Brief »
Each entry should be returned exactly as written, with no pictures carried over.

Provided data »
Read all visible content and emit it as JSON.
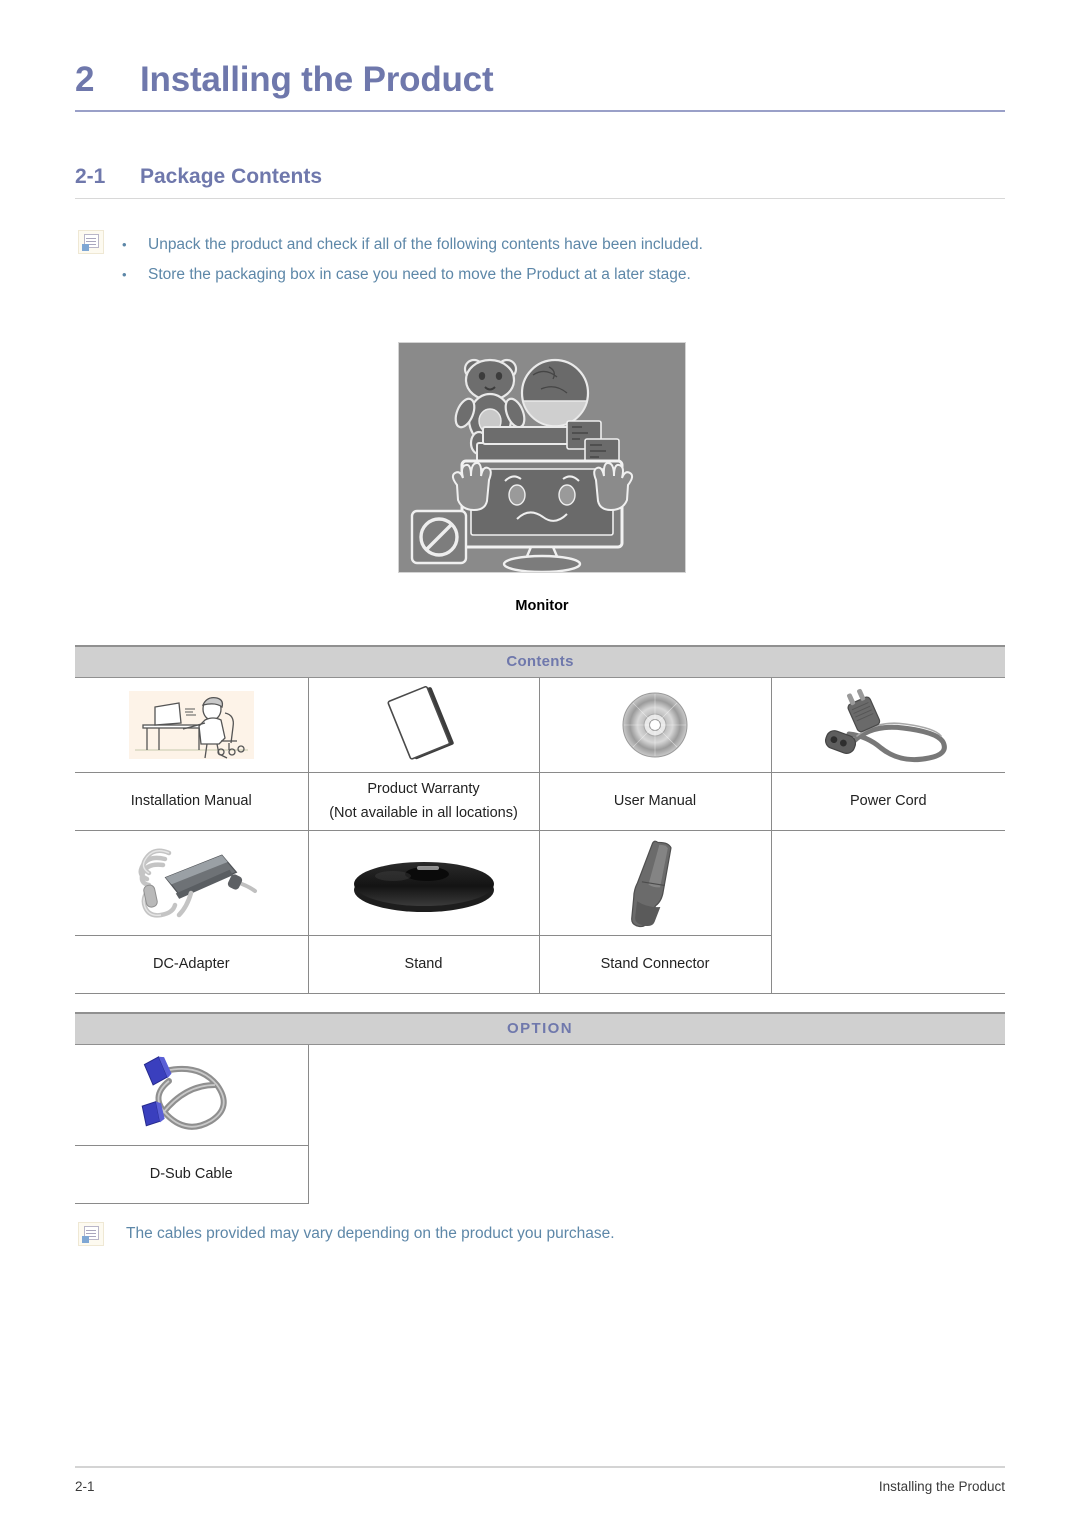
{
  "chapter": {
    "number": "2",
    "title": "Installing the Product"
  },
  "section": {
    "number": "2-1",
    "title": "Package Contents"
  },
  "notes_top": {
    "icon": "note-memo-icon",
    "bullet_char": "•",
    "items": [
      "Unpack the product and check if all of the following contents have been included.",
      "Store the packaging box in case you need to move the Product at a later stage."
    ]
  },
  "hero": {
    "illustration_name": "monitor-warning-illustration",
    "caption": "Monitor"
  },
  "contents_table": {
    "header": "Contents",
    "rows": [
      [
        {
          "icon": "installation-manual-icon",
          "label": "Installation Manual"
        },
        {
          "icon": "product-warranty-icon",
          "label": "Product Warranty\n(Not available in all locations)"
        },
        {
          "icon": "cd-disc-icon",
          "label": "User Manual"
        },
        {
          "icon": "power-cord-icon",
          "label": "Power Cord"
        }
      ],
      [
        {
          "icon": "dc-adapter-icon",
          "label": "DC-Adapter"
        },
        {
          "icon": "stand-base-icon",
          "label": "Stand"
        },
        {
          "icon": "stand-connector-icon",
          "label": "Stand Connector"
        },
        {
          "icon": "",
          "label": ""
        }
      ]
    ]
  },
  "option_table": {
    "header": "OPTION",
    "rows": [
      [
        {
          "icon": "d-sub-cable-icon",
          "label": "D-Sub Cable"
        },
        {
          "icon": "",
          "label": ""
        }
      ]
    ]
  },
  "note_bottom": {
    "icon": "note-memo-icon",
    "text": "The cables provided may vary depending on the product you purchase."
  },
  "footer": {
    "left": "2-1",
    "right": "Installing the Product"
  },
  "colors": {
    "heading_purple": "#6f78ac",
    "note_blue": "#5d87a8",
    "table_header_bg": "#d0d0d0",
    "hero_bg": "#8a8a8a",
    "border_gray": "#8a8a8a"
  }
}
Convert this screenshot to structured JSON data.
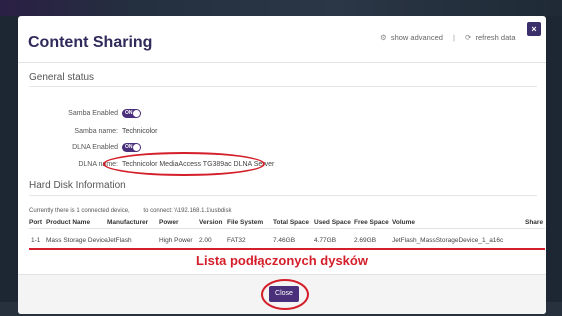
{
  "modal": {
    "title": "Content Sharing",
    "show_advanced": "show advanced",
    "separator": "|",
    "refresh_data": "refresh data",
    "close_x": "×"
  },
  "general_status": {
    "heading": "General status",
    "samba_enabled_label": "Samba Enabled",
    "samba_enabled_toggle": "ON",
    "samba_name_label": "Samba name:",
    "samba_name_value": "Technicolor",
    "dlna_enabled_label": "DLNA Enabled",
    "dlna_enabled_toggle": "ON",
    "dlna_name_label": "DLNA name:",
    "dlna_name_value": "Technicolor MediaAccess TG389ac DLNA Server"
  },
  "hard_disk": {
    "heading": "Hard Disk Information",
    "connected_text": "Currently there is 1 connected device,",
    "connect_path": "to connect: \\\\192.168.1.1\\usbdisk",
    "columns": [
      "Port",
      "Product Name",
      "Manufacturer",
      "Power",
      "Version",
      "File System",
      "Total Space",
      "Used Space",
      "Free Space",
      "Volume",
      "Share"
    ],
    "rows": [
      [
        "1-1",
        "Mass Storage Device",
        "JetFlash",
        "High Power",
        "2.00",
        "FAT32",
        "7.46GB",
        "4.77GB",
        "2.69GB",
        "JetFlash_MassStorageDevice_1_a16c",
        ""
      ]
    ]
  },
  "annotation": "Lista podłączonych dysków",
  "footer": {
    "close_label": "Close"
  },
  "colors": {
    "accent_purple": "#4a2f7a",
    "title_color": "#2f2a5a",
    "annotation_red": "#d41f2a"
  }
}
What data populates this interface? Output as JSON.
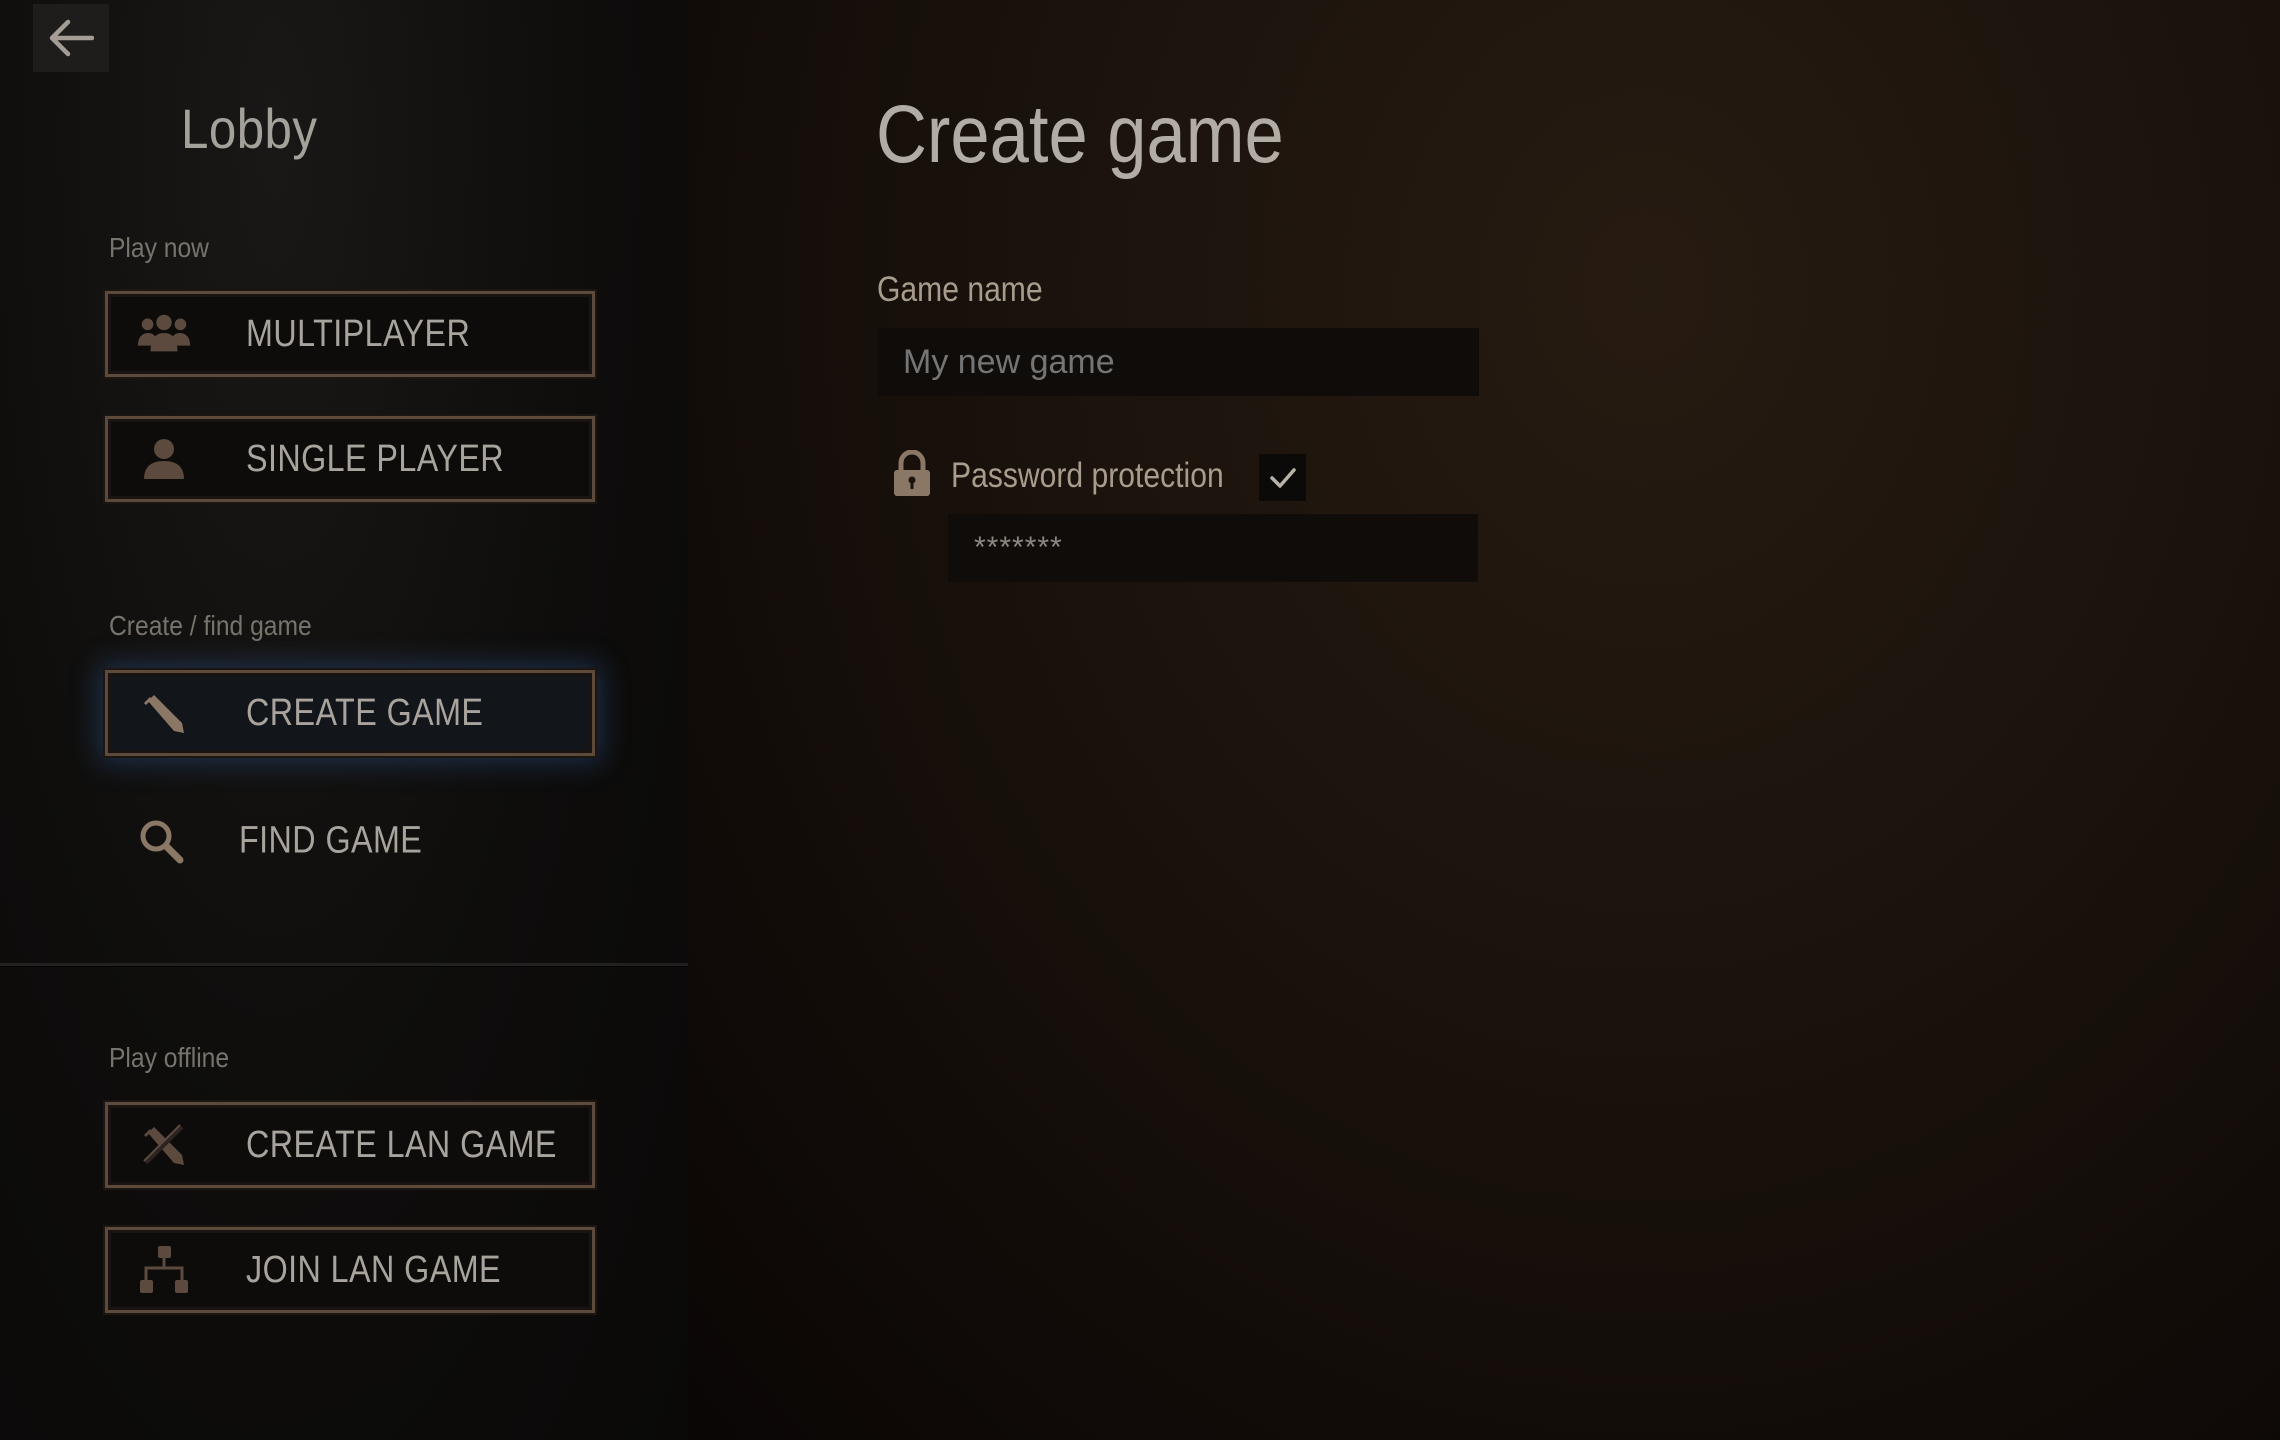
{
  "sidebar": {
    "title": "Lobby",
    "back_icon": "arrow-left-icon",
    "sections": {
      "play_now": "Play now",
      "create_find": "Create / find game",
      "play_offline": "Play offline"
    },
    "buttons": {
      "multiplayer": {
        "label": "MULTIPLAYER",
        "icon": "users-icon"
      },
      "single_player": {
        "label": "SINGLE PLAYER",
        "icon": "user-icon"
      },
      "create_game": {
        "label": "CREATE GAME",
        "icon": "pencil-icon",
        "selected": true
      },
      "find_game": {
        "label": "FIND GAME",
        "icon": "search-icon"
      },
      "create_lan_game": {
        "label": "CREATE LAN GAME",
        "icon": "pencil-crossed-icon"
      },
      "join_lan_game": {
        "label": "JOIN LAN GAME",
        "icon": "network-icon"
      }
    }
  },
  "main": {
    "title": "Create game",
    "game_name": {
      "label": "Game name",
      "placeholder": "My new game",
      "value": ""
    },
    "password": {
      "label": "Password protection",
      "checked": true,
      "value": "*******",
      "lock_icon": "lock-icon",
      "check_icon": "checkmark-icon"
    }
  },
  "colors": {
    "accent_glow": "#305a96",
    "button_border": "#5e4a3b",
    "text": "#a8a39c",
    "icon": "#8a7766"
  }
}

Exercise response »
Read all visible content and emit it as JSON.
{
  "chapter": {
    "number": "2",
    "title": "Installing the Product"
  },
  "section": {
    "number": "2-1",
    "title": "Package Contents"
  },
  "notes_top": {
    "icon": "note-memo-icon",
    "bullet_char": "•",
    "items": [
      "Unpack the product and check if all of the following contents have been included.",
      "Store the packaging box in case you need to move the Product at a later stage."
    ]
  },
  "hero": {
    "illustration_name": "monitor-warning-illustration",
    "caption": "Monitor"
  },
  "contents_table": {
    "header": "Contents",
    "rows": [
      [
        {
          "icon": "installation-manual-icon",
          "label": "Installation Manual"
        },
        {
          "icon": "product-warranty-icon",
          "label": "Product Warranty\n(Not available in all locations)"
        },
        {
          "icon": "cd-disc-icon",
          "label": "User Manual"
        },
        {
          "icon": "power-cord-icon",
          "label": "Power Cord"
        }
      ],
      [
        {
          "icon": "dc-adapter-icon",
          "label": "DC-Adapter"
        },
        {
          "icon": "stand-base-icon",
          "label": "Stand"
        },
        {
          "icon": "stand-connector-icon",
          "label": "Stand Connector"
        },
        {
          "icon": "",
          "label": ""
        }
      ]
    ]
  },
  "option_table": {
    "header": "OPTION",
    "rows": [
      [
        {
          "icon": "d-sub-cable-icon",
          "label": "D-Sub Cable"
        },
        {
          "icon": "",
          "label": ""
        }
      ]
    ]
  },
  "note_bottom": {
    "icon": "note-memo-icon",
    "text": "The cables provided may vary depending on the product you purchase."
  },
  "footer": {
    "left": "2-1",
    "right": "Installing the Product"
  },
  "colors": {
    "heading_purple": "#6f78ac",
    "note_blue": "#5d87a8",
    "table_header_bg": "#d0d0d0",
    "hero_bg": "#8a8a8a",
    "border_gray": "#8a8a8a"
  }
}
Convert this screenshot to structured JSON data.
{
  "modal": {
    "title": "Content Sharing",
    "show_advanced": "show advanced",
    "separator": "|",
    "refresh_data": "refresh data",
    "close_x": "×"
  },
  "general_status": {
    "heading": "General status",
    "samba_enabled_label": "Samba Enabled",
    "samba_enabled_toggle": "ON",
    "samba_name_label": "Samba name:",
    "samba_name_value": "Technicolor",
    "dlna_enabled_label": "DLNA Enabled",
    "dlna_enabled_toggle": "ON",
    "dlna_name_label": "DLNA name:",
    "dlna_name_value": "Technicolor MediaAccess TG389ac DLNA Server"
  },
  "hard_disk": {
    "heading": "Hard Disk Information",
    "connected_text": "Currently there is 1 connected device,",
    "connect_path": "to connect: \\\\192.168.1.1\\usbdisk",
    "columns": [
      "Port",
      "Product Name",
      "Manufacturer",
      "Power",
      "Version",
      "File System",
      "Total Space",
      "Used Space",
      "Free Space",
      "Volume",
      "Share"
    ],
    "rows": [
      [
        "1-1",
        "Mass Storage Device",
        "JetFlash",
        "High Power",
        "2.00",
        "FAT32",
        "7.46GB",
        "4.77GB",
        "2.69GB",
        "JetFlash_MassStorageDevice_1_a16c",
        ""
      ]
    ]
  },
  "annotation": "Lista podłączonych dysków",
  "footer": {
    "close_label": "Close"
  },
  "colors": {
    "accent_purple": "#4a2f7a",
    "title_color": "#2f2a5a",
    "annotation_red": "#d41f2a"
  }
}
What data populates this interface? Output as JSON.
{
  "sidebar": {
    "title": "Lobby",
    "back_icon": "arrow-left-icon",
    "sections": {
      "play_now": "Play now",
      "create_find": "Create / find game",
      "play_offline": "Play offline"
    },
    "buttons": {
      "multiplayer": {
        "label": "MULTIPLAYER",
        "icon": "users-icon"
      },
      "single_player": {
        "label": "SINGLE PLAYER",
        "icon": "user-icon"
      },
      "create_game": {
        "label": "CREATE GAME",
        "icon": "pencil-icon",
        "selected": true
      },
      "find_game": {
        "label": "FIND GAME",
        "icon": "search-icon"
      },
      "create_lan_game": {
        "label": "CREATE LAN GAME",
        "icon": "pencil-crossed-icon"
      },
      "join_lan_game": {
        "label": "JOIN LAN GAME",
        "icon": "network-icon"
      }
    }
  },
  "main": {
    "title": "Create game",
    "game_name": {
      "label": "Game name",
      "placeholder": "My new game",
      "value": ""
    },
    "password": {
      "label": "Password protection",
      "checked": true,
      "value": "*******",
      "lock_icon": "lock-icon",
      "check_icon": "checkmark-icon"
    }
  },
  "colors": {
    "accent_glow": "#305a96",
    "button_border": "#5e4a3b",
    "text": "#a8a39c",
    "icon": "#8a7766"
  }
}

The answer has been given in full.